#### Exercise details
Every line of the data below that holds the string "Skull" needs to be reported.
......
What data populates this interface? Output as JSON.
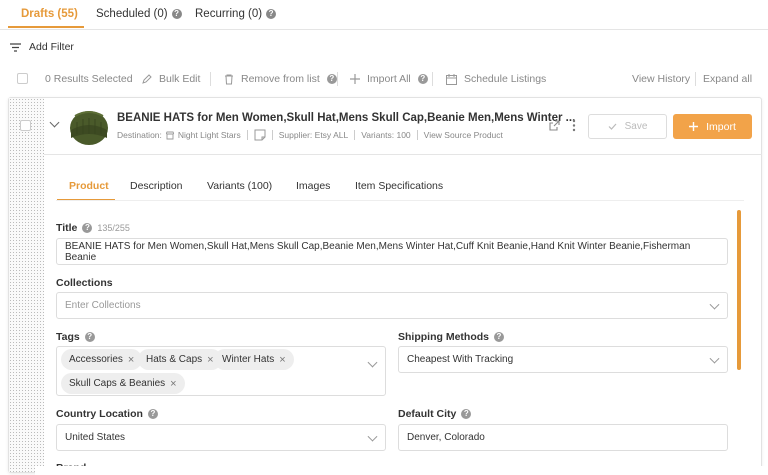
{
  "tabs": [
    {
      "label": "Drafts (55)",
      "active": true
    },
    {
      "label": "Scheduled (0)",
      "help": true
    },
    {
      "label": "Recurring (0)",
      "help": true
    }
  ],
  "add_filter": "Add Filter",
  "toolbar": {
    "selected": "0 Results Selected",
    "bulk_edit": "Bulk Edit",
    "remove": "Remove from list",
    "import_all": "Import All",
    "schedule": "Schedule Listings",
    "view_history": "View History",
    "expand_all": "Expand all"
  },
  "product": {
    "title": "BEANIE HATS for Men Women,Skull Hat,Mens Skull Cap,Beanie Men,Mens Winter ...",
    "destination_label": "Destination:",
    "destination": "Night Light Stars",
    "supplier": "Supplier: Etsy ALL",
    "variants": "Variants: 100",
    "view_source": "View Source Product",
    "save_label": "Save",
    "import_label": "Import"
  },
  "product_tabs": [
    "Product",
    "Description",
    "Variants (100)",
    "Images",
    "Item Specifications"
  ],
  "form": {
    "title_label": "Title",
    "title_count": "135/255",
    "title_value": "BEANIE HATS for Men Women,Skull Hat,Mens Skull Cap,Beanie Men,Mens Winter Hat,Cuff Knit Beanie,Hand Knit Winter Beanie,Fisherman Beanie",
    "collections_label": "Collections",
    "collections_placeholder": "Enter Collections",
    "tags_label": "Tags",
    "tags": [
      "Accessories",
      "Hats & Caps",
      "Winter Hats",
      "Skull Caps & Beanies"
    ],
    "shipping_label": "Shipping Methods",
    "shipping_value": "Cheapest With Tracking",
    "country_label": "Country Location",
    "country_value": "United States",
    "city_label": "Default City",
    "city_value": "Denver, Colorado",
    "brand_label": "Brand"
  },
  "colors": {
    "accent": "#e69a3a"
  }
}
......
#### Your solution
    "title": "BEANIE HATS for Men Women,Skull Hat,Mens Skull Cap,Beanie Men,Mens Winter ...",
    "title_value": "BEANIE HATS for Men Women,Skull Hat,Mens Skull Cap,Beanie Men,Mens Winter Hat,Cuff Knit Beanie,Hand Knit Winter Beanie,Fisherman Beanie",
      "Skull Caps & Beanies"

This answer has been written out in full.